consumers into “clusters” like “Apple Pie Families,” “Young Workboots,” and “Mixed Singles-Urban Scramble.” The data is then sold to online retailers and
used to serve up targeted ads.
4. Personal Health Data
In the past, advertisers tended to steer clear of tailoring
ads to consumers’ health interests. All those Google searches about that uncomfortable
rash? That was your business. But times have changed, according to Polonetsky.
“A few years ago ad networks started offering very detailed
health profiles,” he says. “It’s been hard for the industry to draw a bright
line. Pharma companies are looking for this info, and it’s hard to imagine a
small ad network turning down the money.”
Ad networks still largely avoid targeting sensitive health
issues, like cancer, and government regulations like HIPAA bar advertisers from
accessing your personal health records.
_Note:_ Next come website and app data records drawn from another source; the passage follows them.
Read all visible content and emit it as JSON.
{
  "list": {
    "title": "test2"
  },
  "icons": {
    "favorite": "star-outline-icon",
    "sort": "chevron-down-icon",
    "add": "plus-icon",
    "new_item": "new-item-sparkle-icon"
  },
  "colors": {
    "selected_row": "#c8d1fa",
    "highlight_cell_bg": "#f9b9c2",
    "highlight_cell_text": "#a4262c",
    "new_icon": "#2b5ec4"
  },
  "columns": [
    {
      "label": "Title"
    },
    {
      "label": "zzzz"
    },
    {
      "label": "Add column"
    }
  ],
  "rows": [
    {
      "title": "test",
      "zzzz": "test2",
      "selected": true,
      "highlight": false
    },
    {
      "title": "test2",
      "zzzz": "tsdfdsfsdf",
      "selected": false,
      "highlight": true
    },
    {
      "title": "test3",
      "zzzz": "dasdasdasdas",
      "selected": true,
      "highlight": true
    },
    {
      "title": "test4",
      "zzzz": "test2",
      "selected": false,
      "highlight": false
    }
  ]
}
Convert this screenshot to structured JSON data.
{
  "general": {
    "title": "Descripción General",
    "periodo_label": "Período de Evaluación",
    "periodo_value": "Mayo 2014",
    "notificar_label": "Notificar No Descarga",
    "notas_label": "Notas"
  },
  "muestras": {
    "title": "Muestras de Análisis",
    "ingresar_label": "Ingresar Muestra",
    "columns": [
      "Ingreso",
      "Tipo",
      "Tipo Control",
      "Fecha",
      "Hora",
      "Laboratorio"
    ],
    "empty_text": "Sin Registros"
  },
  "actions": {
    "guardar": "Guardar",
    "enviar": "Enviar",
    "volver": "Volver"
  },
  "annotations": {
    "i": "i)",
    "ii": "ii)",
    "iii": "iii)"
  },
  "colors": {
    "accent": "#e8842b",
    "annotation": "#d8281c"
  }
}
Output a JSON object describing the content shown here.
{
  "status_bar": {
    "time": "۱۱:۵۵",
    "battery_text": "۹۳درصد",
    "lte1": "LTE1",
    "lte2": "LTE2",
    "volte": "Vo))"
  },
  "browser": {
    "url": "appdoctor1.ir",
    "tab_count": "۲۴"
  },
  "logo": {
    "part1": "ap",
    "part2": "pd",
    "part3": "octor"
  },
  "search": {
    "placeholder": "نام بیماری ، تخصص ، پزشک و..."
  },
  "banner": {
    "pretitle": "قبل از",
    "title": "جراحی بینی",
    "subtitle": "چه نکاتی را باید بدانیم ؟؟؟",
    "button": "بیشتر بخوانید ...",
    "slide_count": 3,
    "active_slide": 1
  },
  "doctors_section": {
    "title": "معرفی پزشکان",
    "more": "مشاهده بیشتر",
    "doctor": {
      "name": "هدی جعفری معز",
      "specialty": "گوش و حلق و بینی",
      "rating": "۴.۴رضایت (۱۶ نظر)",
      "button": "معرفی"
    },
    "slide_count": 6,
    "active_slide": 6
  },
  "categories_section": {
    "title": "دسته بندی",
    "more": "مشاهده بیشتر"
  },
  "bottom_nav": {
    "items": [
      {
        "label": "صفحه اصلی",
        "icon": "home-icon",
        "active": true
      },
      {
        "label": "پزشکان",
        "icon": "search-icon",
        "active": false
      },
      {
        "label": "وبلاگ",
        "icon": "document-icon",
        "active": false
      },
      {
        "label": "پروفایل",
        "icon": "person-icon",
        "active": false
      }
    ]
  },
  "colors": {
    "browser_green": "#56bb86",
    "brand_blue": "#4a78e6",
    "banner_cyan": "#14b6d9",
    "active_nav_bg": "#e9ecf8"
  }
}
Just don’t be surprised if you start
seeing ads for adult diapers after reading a news story on incontinence.
What you can do: As with cookie tracking, check with a
preference manager to see what kind of personal data advertisers are storing
5. ISP Tracking
If you thought the specter of ISP tracking, or deep-packet
inspection (DPI), vanished with NebuAd, the multimillion-dollar ad targeting
company that collapsed this past May under a class action lawsuit and
congressional inquiry, you were sadly mistaken. The practice–which involves
logging individuals’ surfing habits, including the terms they search and the
sites they visit, and using them to serve up ads–is alive and well at companies
like Phorm and Front Porch.
While much maligned by privacy advocates, DPI appears to be
gathering momentum; on November 26, various news outlets reported that Virgin
Media is planning to use the technique to monitor its network for illegal
filesharing, covertly examining peer-to-peer packets for copyright infringement.
“It comes down to understanding that the ISP is passing on
information,” says Schwartz. “They get everything you do online.”
What to do: Stay tuned. Schwartz says the U.S. House Energy
and Commerce Committee has advised ISPs that the practice is illegal, and
further legal action is pending.